BEGIN Material shown
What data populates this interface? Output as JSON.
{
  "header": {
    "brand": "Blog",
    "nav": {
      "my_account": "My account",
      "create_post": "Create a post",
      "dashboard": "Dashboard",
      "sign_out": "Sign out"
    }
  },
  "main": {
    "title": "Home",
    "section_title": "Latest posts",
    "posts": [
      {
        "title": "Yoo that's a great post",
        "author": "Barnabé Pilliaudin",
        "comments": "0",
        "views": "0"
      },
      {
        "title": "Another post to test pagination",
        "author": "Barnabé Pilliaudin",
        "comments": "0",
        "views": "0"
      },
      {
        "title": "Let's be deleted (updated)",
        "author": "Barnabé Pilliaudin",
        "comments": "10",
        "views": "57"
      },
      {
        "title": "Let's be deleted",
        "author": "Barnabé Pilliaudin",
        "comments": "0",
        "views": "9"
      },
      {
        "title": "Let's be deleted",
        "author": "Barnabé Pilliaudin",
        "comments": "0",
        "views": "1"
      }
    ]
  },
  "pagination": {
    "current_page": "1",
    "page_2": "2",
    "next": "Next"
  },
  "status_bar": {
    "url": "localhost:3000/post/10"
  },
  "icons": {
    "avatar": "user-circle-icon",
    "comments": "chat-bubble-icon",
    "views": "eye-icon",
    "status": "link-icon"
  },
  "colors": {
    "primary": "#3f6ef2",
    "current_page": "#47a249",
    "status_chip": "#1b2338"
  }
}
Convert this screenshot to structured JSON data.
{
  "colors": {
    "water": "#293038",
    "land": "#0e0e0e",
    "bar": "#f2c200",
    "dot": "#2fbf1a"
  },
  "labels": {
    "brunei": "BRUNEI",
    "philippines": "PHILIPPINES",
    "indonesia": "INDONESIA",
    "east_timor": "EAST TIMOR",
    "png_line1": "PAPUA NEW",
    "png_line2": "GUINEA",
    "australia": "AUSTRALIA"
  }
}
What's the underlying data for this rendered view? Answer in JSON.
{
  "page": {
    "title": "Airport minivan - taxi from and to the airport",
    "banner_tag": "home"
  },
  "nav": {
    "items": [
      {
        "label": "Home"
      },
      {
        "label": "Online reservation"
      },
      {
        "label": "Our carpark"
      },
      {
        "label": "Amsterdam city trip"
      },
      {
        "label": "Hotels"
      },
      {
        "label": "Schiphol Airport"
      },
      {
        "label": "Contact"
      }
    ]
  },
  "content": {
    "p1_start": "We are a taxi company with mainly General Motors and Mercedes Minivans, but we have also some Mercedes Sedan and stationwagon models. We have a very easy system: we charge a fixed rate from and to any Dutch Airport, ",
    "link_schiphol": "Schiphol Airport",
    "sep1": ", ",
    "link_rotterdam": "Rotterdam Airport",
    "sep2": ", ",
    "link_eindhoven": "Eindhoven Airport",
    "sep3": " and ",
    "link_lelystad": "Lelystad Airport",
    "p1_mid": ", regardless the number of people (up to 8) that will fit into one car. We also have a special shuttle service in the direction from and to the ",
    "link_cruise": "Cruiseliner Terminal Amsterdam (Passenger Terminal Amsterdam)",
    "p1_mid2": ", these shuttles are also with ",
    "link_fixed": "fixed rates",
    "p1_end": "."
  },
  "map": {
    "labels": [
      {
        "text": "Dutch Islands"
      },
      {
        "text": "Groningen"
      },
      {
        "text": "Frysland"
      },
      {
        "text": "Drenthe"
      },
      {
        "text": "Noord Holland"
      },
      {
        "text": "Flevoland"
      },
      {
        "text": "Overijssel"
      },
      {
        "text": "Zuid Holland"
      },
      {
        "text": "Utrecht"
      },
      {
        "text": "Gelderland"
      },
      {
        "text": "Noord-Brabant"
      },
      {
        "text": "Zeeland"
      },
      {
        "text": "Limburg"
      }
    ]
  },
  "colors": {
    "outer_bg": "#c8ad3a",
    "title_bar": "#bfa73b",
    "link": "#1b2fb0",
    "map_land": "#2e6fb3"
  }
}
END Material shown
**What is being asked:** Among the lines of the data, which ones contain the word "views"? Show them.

**Written solution:**
        "views": "0"
        "views": "0"
        "views": "57"
        "views": "9"
        "views": "1"
    "views": "eye-icon",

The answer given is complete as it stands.